That’s from a paper called: Facebook Use and Texting Among African American and Hispanic Teenagers. An Implication for Academic Performance It was written by E. Bun Lee and published in 2014.
This paper (Adolescent in-school cellphone habits: A census of rules, survey of their effectiveness, and fertility implications, it’s from the journal called Reproductive Toxicology, Volume 32, Issue 3, November 2011, Pages 354–359) looked at school policies, check out their recommendation at the end:
All schools banned private use of cellphones in class. However, 43% of student participants admitted breaking this rule. A high-exposure group of risk-takers was identified for whom prohibited in-school use was positively associated with high texting rates, carrying the phone switched-on >10 h/day, and in-pocket use.
The fertility literature is inconclusive, but increasingly points towards significant time- and dose-dependent deleterious effects from cellphone exposure on sperm. Genotoxic effects have been demonstrated from ‘non-thermal’ exposures, but not consistently.

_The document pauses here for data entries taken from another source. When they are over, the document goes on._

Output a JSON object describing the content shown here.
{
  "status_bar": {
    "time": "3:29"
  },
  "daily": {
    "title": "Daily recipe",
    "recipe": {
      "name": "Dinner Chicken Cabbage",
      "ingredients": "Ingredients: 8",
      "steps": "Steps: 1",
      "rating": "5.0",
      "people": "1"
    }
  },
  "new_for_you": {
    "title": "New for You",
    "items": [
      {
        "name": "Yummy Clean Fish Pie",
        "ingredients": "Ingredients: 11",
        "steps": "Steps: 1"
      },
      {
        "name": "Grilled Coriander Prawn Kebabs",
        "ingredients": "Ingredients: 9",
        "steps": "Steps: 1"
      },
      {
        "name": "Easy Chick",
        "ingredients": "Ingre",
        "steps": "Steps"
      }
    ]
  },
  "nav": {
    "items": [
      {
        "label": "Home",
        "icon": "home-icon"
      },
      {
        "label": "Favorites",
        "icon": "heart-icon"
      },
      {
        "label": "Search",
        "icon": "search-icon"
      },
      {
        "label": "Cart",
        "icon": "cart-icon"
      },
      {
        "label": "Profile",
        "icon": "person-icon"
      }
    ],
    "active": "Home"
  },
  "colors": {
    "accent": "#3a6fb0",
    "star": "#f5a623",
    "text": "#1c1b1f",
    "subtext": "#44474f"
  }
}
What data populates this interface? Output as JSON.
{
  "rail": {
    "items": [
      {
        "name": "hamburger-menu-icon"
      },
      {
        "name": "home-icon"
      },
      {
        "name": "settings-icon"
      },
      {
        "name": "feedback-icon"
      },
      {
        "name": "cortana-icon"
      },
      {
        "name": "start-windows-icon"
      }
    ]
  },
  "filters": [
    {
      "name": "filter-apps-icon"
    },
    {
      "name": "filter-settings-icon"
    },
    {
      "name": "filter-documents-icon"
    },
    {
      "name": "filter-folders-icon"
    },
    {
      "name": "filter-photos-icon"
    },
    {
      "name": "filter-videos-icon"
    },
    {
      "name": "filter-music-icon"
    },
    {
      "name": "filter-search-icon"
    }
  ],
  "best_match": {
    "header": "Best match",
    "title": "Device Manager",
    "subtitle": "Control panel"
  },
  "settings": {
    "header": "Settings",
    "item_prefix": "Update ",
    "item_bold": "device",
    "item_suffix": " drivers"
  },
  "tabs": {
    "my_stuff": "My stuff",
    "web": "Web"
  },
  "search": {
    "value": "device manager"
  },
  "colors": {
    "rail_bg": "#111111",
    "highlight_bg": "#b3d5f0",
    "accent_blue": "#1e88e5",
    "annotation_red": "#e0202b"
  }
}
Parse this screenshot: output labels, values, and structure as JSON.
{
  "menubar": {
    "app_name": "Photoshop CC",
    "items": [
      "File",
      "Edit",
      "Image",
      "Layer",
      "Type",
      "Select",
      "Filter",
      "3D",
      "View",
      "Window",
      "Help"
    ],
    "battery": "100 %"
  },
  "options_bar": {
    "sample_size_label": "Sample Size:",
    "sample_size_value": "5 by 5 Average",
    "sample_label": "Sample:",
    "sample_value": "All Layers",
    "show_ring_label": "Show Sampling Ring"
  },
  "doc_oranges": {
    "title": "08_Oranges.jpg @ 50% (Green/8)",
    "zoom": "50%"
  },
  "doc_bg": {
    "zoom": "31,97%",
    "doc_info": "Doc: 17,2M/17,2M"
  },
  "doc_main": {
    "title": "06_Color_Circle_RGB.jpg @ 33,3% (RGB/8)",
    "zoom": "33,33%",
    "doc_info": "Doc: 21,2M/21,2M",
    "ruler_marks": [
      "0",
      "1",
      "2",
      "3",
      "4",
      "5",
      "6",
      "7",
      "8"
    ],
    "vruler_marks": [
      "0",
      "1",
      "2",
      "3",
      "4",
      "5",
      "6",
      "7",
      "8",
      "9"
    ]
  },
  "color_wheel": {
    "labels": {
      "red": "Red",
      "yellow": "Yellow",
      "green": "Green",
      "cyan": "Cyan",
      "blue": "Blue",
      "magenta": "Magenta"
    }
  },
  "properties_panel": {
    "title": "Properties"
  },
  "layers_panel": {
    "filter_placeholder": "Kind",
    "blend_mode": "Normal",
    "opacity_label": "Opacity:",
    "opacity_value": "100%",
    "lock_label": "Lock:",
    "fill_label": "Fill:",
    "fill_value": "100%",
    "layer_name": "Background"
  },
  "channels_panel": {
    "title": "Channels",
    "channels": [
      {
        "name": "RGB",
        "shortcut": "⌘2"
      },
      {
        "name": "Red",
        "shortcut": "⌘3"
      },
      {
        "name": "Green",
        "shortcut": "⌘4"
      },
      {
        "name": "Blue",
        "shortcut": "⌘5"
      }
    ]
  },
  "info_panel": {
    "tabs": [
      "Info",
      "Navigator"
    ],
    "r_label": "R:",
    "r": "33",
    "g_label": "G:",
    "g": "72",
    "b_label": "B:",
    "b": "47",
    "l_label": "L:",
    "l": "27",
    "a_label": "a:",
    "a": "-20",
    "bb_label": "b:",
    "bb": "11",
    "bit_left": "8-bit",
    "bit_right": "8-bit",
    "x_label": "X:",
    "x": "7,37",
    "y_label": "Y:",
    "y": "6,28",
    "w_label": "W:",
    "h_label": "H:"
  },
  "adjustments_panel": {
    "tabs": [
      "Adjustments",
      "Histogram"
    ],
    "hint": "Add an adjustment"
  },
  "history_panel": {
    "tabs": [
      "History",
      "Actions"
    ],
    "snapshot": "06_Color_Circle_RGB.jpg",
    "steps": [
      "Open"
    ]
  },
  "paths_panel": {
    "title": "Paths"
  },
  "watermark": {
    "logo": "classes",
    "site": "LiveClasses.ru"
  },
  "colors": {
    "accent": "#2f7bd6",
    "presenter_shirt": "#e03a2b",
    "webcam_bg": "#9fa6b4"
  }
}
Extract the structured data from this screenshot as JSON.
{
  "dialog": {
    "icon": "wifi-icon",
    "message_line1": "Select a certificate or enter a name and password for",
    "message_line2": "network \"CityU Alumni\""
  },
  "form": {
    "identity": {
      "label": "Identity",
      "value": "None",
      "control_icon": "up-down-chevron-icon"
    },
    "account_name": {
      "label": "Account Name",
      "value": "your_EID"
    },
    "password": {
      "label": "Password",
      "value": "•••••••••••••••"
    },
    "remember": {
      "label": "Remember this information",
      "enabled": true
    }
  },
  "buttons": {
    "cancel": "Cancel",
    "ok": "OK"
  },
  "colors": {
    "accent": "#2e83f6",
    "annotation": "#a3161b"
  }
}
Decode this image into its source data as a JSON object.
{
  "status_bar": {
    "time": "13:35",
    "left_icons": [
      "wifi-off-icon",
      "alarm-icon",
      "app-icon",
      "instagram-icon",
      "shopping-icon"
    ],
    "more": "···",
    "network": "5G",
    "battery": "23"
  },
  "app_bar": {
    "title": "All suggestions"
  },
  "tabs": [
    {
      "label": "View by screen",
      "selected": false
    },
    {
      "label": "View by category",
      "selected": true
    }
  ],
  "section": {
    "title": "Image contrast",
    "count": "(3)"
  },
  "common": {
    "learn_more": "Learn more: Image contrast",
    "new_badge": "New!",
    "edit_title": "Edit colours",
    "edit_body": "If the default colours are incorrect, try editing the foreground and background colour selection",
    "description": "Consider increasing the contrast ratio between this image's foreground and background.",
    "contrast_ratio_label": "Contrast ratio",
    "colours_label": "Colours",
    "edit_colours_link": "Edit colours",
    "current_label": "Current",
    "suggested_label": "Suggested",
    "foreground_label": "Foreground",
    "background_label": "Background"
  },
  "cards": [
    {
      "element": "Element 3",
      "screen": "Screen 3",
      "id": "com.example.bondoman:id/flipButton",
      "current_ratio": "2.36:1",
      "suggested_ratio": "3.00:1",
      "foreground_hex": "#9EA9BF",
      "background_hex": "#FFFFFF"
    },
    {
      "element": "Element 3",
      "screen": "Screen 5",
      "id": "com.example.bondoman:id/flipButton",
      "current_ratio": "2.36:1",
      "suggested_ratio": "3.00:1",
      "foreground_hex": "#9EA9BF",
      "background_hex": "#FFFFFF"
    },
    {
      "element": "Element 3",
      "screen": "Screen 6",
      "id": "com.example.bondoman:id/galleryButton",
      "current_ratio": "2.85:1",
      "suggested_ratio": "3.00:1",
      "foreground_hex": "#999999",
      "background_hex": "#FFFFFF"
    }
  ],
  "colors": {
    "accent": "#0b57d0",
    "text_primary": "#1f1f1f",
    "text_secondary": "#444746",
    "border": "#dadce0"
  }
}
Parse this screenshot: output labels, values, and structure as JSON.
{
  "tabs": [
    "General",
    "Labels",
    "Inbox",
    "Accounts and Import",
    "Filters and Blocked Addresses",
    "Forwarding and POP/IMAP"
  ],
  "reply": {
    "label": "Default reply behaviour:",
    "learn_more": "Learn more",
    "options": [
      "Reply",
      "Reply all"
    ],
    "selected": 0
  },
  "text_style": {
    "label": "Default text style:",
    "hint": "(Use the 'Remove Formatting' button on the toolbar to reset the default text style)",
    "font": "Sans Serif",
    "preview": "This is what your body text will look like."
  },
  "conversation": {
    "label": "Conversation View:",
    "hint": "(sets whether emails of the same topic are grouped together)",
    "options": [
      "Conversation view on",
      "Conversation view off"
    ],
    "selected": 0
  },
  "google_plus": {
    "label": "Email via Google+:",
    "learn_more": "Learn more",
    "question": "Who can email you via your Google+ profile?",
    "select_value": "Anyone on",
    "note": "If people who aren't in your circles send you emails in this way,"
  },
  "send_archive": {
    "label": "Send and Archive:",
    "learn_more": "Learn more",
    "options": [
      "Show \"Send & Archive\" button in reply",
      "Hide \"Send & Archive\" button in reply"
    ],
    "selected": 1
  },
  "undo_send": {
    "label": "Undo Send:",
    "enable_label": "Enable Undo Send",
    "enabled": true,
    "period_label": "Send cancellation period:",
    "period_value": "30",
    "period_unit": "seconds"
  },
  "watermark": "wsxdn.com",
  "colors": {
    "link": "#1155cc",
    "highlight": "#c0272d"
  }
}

There is sufficient evidence and expert opinion to warrant an enforced school policy removing cellphones from students during the day.
We clearly need debate, discussion, calm heads and reasonable policies that have been designed by adults (those of us with the fully formed cortexes) to protect children.
This is lunacy. A device that is associated with a host of negative health outcomes is having its use encouraged without question.
Kids: it’s morning tea time. Get your tobacco out. Have at it.